The satellites go "ping" on a regular basis, announcing where they are, and the exact time. Your Sat Nav listens to the satellites and notices that the pings arrive at different times. That's because it takes time for the signals to travel, and the further the satellite, the longer it takes.

Not surprising really.

But how does that help? Well, if the signal from satellite A arrives 5 millionths of second before the signal from satellite B, we are about a mile closer to A than B. That puts us on a funny looking surface, which intersects the Earth in a great curve (although not a Great Circle!) We can compute that curve because the satellites have told us where they are.

Now do this with another satellite, and another, and the possible places you could be get more and more limited. Until there's only one place you can be.

And that's where you are.

Purely passive, you don't tell the satellite anything, it doesn't know where you are, and you know where you are without transmitting anything.

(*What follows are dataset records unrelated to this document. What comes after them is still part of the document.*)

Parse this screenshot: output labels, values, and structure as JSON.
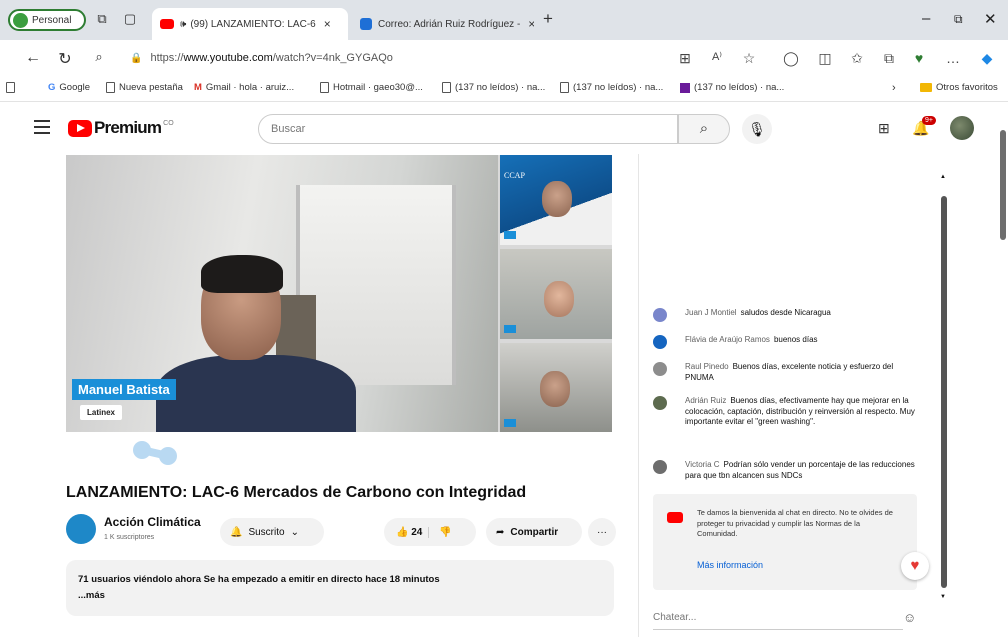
{
  "browser": {
    "profile_label": "Personal",
    "tabs": [
      {
        "label": "(99) LANZAMIENTO: LAC-6",
        "active": true,
        "color": "#ff0000"
      },
      {
        "label": "Correo: Adrián Ruiz Rodríguez -",
        "active": false,
        "color": "#1e6fd6"
      }
    ],
    "new_tab": "+",
    "url_prefix": "https://",
    "url_domain": "www.youtube.com",
    "url_path": "/watch?v=4nk_GYGAQo",
    "bookmarks": [
      "Google",
      "Nueva pestaña",
      "Gmail · hola · aruiz...",
      "Hotmail · gaeo30@...",
      "(137 no leídos) · na...",
      "(137 no leídos) · na...",
      "(137 no leídos) · na..."
    ],
    "other_favorites": "Otros favoritos"
  },
  "youtube": {
    "logo_text": "Premium",
    "logo_country": "CO",
    "search_placeholder": "Buscar",
    "notification_count": "9+"
  },
  "video": {
    "speaker_name": "Manuel Batista",
    "speaker_org": "Latinex",
    "side_brand": "CCAP",
    "title": "LANZAMIENTO: LAC-6 Mercados de Carbono con Integridad",
    "channel_name": "Acción Climática",
    "channel_subs": "1 K suscriptores",
    "subscribe_label": "Suscrito",
    "like_count": "24",
    "share_label": "Compartir",
    "more_label": "···",
    "description_line": "71 usuarios viéndolo ahora  Se ha empezado a emitir en directo hace 18 minutos",
    "description_more": "...más"
  },
  "chat": {
    "messages": [
      {
        "author": "Juan J Montiel",
        "text": "saludos desde Nicaragua",
        "color": "#7986cb"
      },
      {
        "author": "Flávia de Araújo Ramos",
        "text": "buenos días",
        "color": "#1565c0"
      },
      {
        "author": "Raul Pinedo",
        "text": "Buenos días, excelente noticia y esfuerzo del PNUMA",
        "color": "#8d8d8d"
      },
      {
        "author": "Adrián Ruiz",
        "text": "Buenos días, efectivamente hay que mejorar en la colocación, captación, distribución y reinversión al respecto. Muy importante evitar el \"green washing\".",
        "color": "#5d6b4f"
      },
      {
        "author": "Victoria C",
        "text": "Podrían sólo vender un porcentaje de las reducciones para que tbn alcancen sus NDCs",
        "color": "#6d6d6d"
      }
    ],
    "notice_text": "Te damos la bienvenida al chat en directo. No te olvides de proteger tu privacidad y cumplir las Normas de la Comunidad.",
    "notice_link": "Más información",
    "input_placeholder": "Chatear..."
  }
}
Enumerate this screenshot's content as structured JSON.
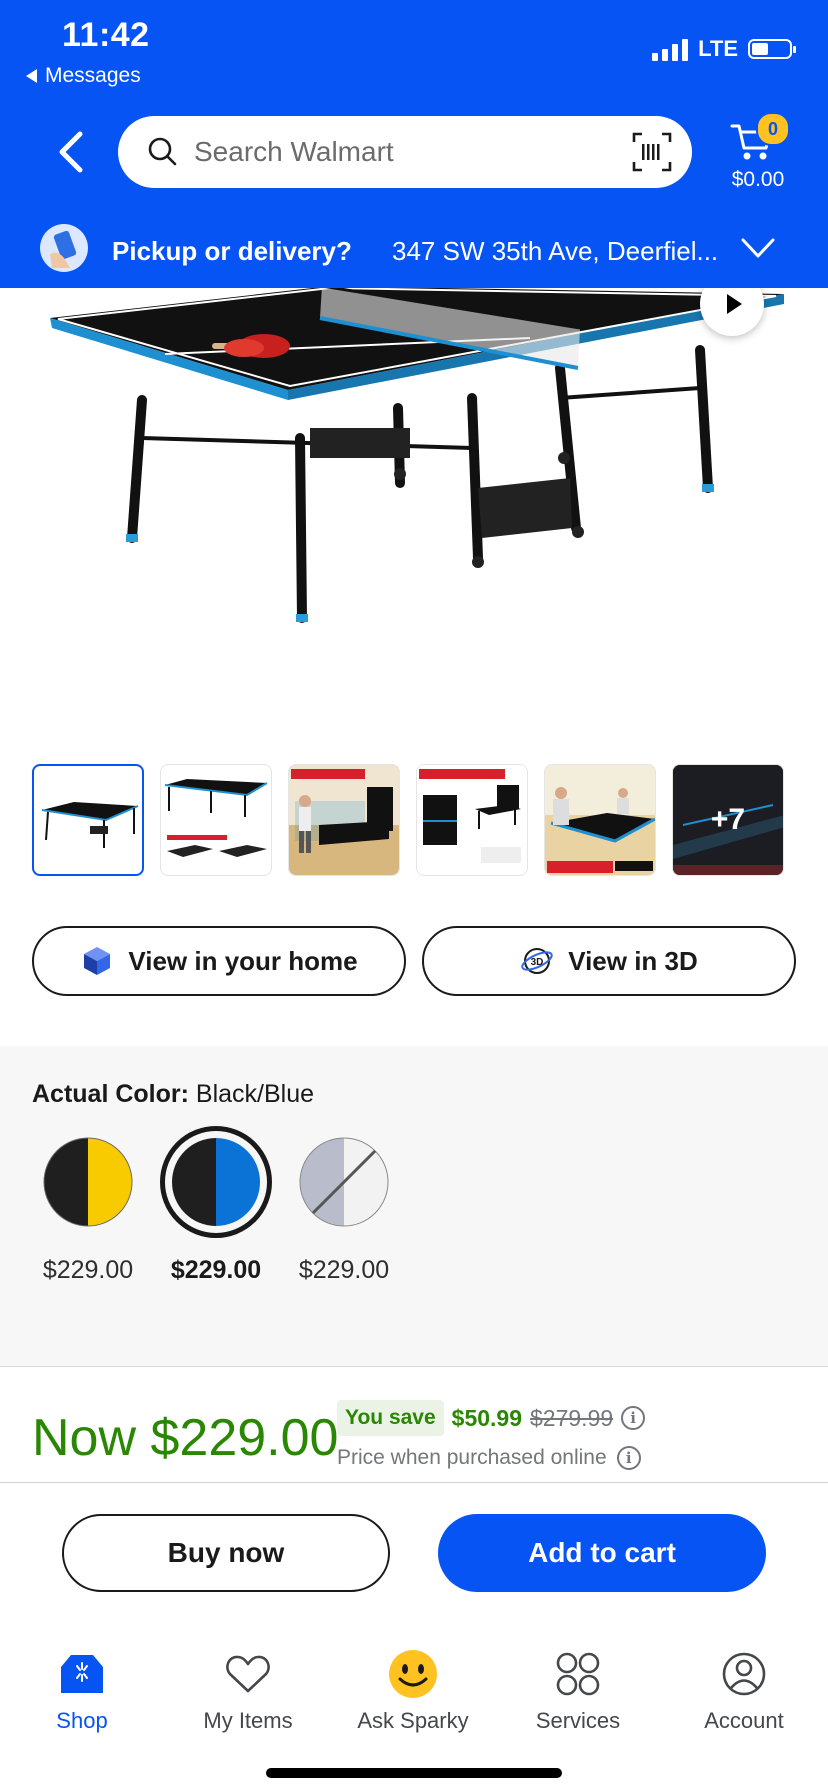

Ideal for the military, who first designed it.

The maths isn't hard, but it's non-trivial, and very clever.


There were no headings
in the main text so there
is no table of contents.

Links on this page

Site hosted by Colin and Rachel Wright:
  • Maths, Design, Juggling, Computing,
  • Embroidery, Proof-reading,
  • and other clever stuff.

Suggest a change ( <-- What does this mean?) / Send me email
Front Page / All pages by date / Site overview / Top of page

Universally Browser Friendly     Quotation from
Tim Berners-Lee
    Valid HTML 3.2!